In our interactions with our children, inevitably they will bring up the problems they encounter. Inevitably too, in trying to be helpful (and sometimes to display our wisdom), we often respond by providing solutions on how to solve the problems. However, this is not generally recommended due to the following reasons:
Reason Number 1: We assume that we know what the problems are and forget to first listen carefully in order to better understand the problems. As a result, due to lack of in-depth understanding of the real issues, the advice that we so readily provide will not be relevant and will not solve the problems.
Reason Number 2: Without sufficient probing, we may not understand our children’s points of view or perspectives on what trouble them. As a result we do not provide the solutions that our children need. When our children share conflict that they are having with their friends, we may start advising them on how to stay away from those friends while they actually may be feeling guilty for not treating their friends right and want to gain the courage to apologize to their friend. As a result we may be doing further damage to relationships that they are trying so hard to salvage.
Reason Number 3: In our eagerness and haste to provide the counsel, we forget to extend empathy to our children for the problems they are facing.

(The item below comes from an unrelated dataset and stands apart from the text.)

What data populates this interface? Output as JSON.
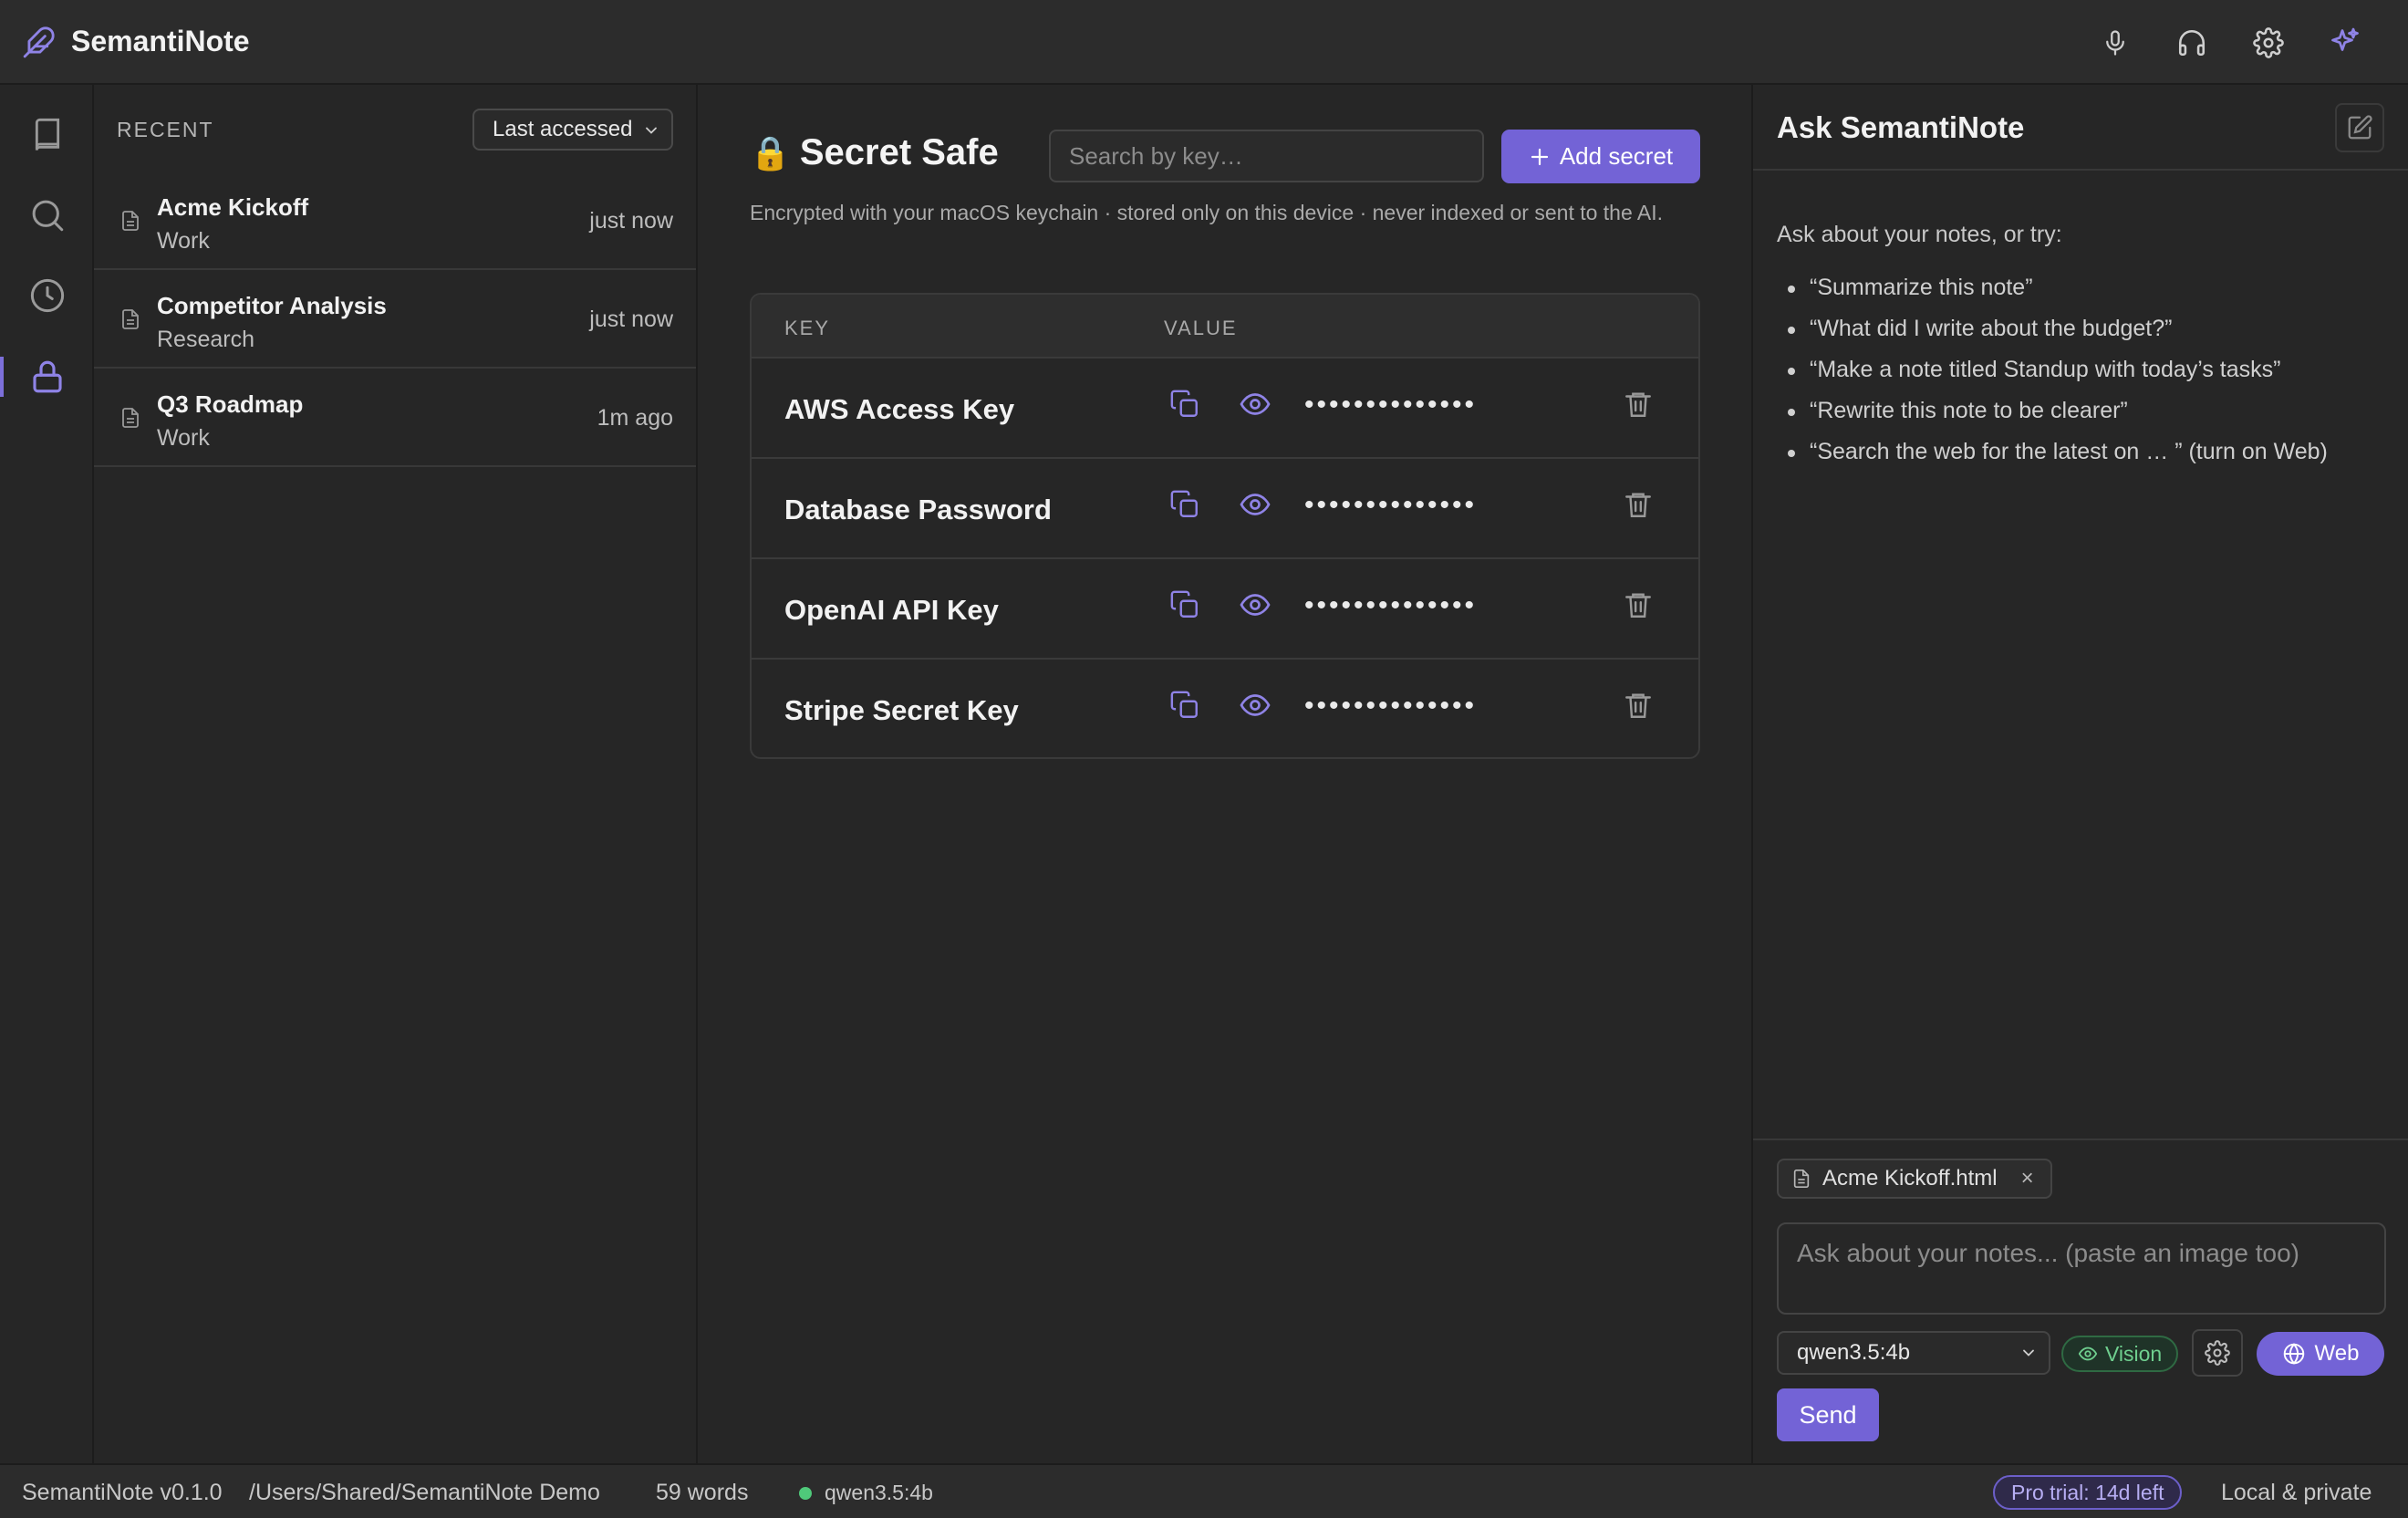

Our children will not feel connected to us, and they may feel that whatever suggestions we provide have no bearings on their problems and are unlikely to be accepted.
Reason Number 4: As we are the one dishing out the advice, if the advice turns out to be good, the credit goes to us and not to our children. On the other hand, if the advice is taken and implemented but does not turn out to be successful, it is taken to be our children’s fault as the advice is likely to have been one that was successful when followed by another person. In this case, it is a lose-lose situation for our children because if the advice is successful, we claim the credit and if it is a failure, it is a reflection of our children’s incompetence and stupidity.
Reason Number 5: We take the position of the experts who have the knowledge and wisdom and we talk down when we give advice, instead of speaking as equals. We treat our children as if they have neither the knowledge nor the skills to handle the problems. It is a one-way traffic and likely to be resented by our children because they feel that we treat them as if they have nothing good to share with us.
Reason Number 6: We give the message that we think our children cannot develop the solutions themselves. This is disempowering for our children and will do great harm to our children’s development.
Reason Number 7: We do not show appreciation for the efforts our children have taken in solving their own problems. This will discourage them to take great efforts in coming up with their own solutions and taking the necessary steps to solve the problems when other problems crop up in the future.
Reason Number 8: They may just want to share their problems with us and do not want or need any counsel from us at all. Whatever advice we provide may not only be futile, but damaging to our children’s self esteem.
What then should we do when our children come to us with their problems? I do not pretend to have the expert solutions to dish them out. In accordance with what I have written, I will ask you the following questions instead: How are you going to understand their problems and help your children gain a better understanding of their own problems so that they can develop their own solutions? How are you going to show sufficient empathy with your children so that they feel fully connected with you enough to express their real thoughts and feelings and be receptive of what wisdom you may have to offer? How are you going to make the situations win-win for them? That is, how are you going to encourage them to develop their own solutions and take the credit when they succeed and also take the credit for the efforts taken when they fail? The last, but definitely not the least, question is this: “How are you going to make them feel that it is always good for them to bring their problems to you?”
Jacob Gan PhD (Michigan) has more than 20 years of teaching experience in a university and 8 years of business/industrial experience after graduation. He writes for succezz.com, JacobGan.com, JacobEducation.com, DemystifyCancer.com, understanding-orchids.com, motivate2success.com and JacobLearning.com. He hosts Jacob.TheeLearningcentre.com, an elearning portal.